Images courtesy of Scott McTavish
There are two crucial elements to understanding the accuracy of your data and your math model.
The first is most obvious.
You need to understand how accurate your “ingredients” for your math model are. If you measure the coordinates of a corner of a parking lot with your smartphone as a GCP, you are looking at an accuracy of several meters. Survey the same point with a high accuracy differential or RTK survey, and the GCP will be accurate to decimeter or centimeter accuracy. If you have a laboratory calibration of your camera and lens that gives you accurate distortion parameters, you’re going to have a more accurate model of the geometry creating your digital image than if you just have chip size and focal length. Using a block math model instead of individual images, linking your images via tie points, can help to improve the overall accuracy. But the old saying, “garbage in, garbage out”, holds.

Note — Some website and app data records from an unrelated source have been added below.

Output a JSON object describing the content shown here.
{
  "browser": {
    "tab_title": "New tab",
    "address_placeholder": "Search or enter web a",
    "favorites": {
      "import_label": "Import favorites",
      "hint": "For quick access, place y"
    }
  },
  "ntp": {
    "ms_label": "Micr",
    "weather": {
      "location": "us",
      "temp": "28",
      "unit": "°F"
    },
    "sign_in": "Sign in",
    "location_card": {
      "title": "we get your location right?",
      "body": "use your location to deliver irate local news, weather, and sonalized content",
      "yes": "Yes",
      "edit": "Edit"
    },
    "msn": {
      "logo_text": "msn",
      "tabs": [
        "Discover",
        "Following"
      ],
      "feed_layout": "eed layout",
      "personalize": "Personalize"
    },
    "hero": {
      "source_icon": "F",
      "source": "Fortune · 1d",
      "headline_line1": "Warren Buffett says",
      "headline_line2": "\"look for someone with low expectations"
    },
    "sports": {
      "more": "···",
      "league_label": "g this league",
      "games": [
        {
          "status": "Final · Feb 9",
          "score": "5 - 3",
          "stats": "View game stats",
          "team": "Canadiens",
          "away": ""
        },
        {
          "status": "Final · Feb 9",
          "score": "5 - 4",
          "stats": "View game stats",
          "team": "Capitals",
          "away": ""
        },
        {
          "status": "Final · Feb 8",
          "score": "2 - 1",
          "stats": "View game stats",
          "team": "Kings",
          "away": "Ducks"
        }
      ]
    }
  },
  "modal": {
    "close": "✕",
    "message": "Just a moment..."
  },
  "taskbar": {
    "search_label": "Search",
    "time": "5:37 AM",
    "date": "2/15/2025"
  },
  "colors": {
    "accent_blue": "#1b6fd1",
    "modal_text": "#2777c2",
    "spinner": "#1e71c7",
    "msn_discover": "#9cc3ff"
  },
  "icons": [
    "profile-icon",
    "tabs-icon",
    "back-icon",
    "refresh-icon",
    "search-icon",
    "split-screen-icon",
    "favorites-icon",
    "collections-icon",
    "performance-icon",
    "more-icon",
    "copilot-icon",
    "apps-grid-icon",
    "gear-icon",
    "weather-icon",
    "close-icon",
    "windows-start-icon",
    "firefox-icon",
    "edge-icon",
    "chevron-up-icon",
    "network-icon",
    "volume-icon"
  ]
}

The second element is often overlooked, but perhaps even more of a consideration in the UAV market. Just how accurate do you need to be?
With the increase in resolution and fine centimeter-level GSDs, it is tempting to strive for pixel-level accuracy in ground coordinates. But is this realistic? What are you trying to compare it to? If your GIS data layers are only accurate to a meter, then having a more accurate image layer isn’t going to make it overlay better. And obtaining pixel-level accuracy in a UAV is going to require more investment in quality optics, calibration, high accuracy ground surveys, increased manual editing, etc.
If a quick and economical solution was the goal of the UAV in the first place, perhaps accuracy of a few meters is adequate. Are you looking to update precisely surveyed features, or perform metrics on stockpiles? Then consider the following items;
Are you looking to map erosion features on a stream bank to add to a lower resolution GIS layer? Perhaps meter-level accuracy with GCPs from your handheld GPS is plenty. Are you looking for a quick on-the-fly map of a remote disaster scene with limited ground access? Perhaps you have to rely on the on-board GPS and tie points to give you approximate ground coordinates.
One of the persistent problems with accuracy crops up when overlaying new data over old and they just don’t line up. It is tempting to assume that there is a problem with your current project. Keep in mind that your UAV data may actually be more accurate, due to higher resolution and accurate GCPs, than your GIS layer that may have been digitized from a paper map. In such cases, you may need to decide whether you always want new data to be as accurate as possible, or whether to use the base data as your ground control source so that any new data will overlay properly.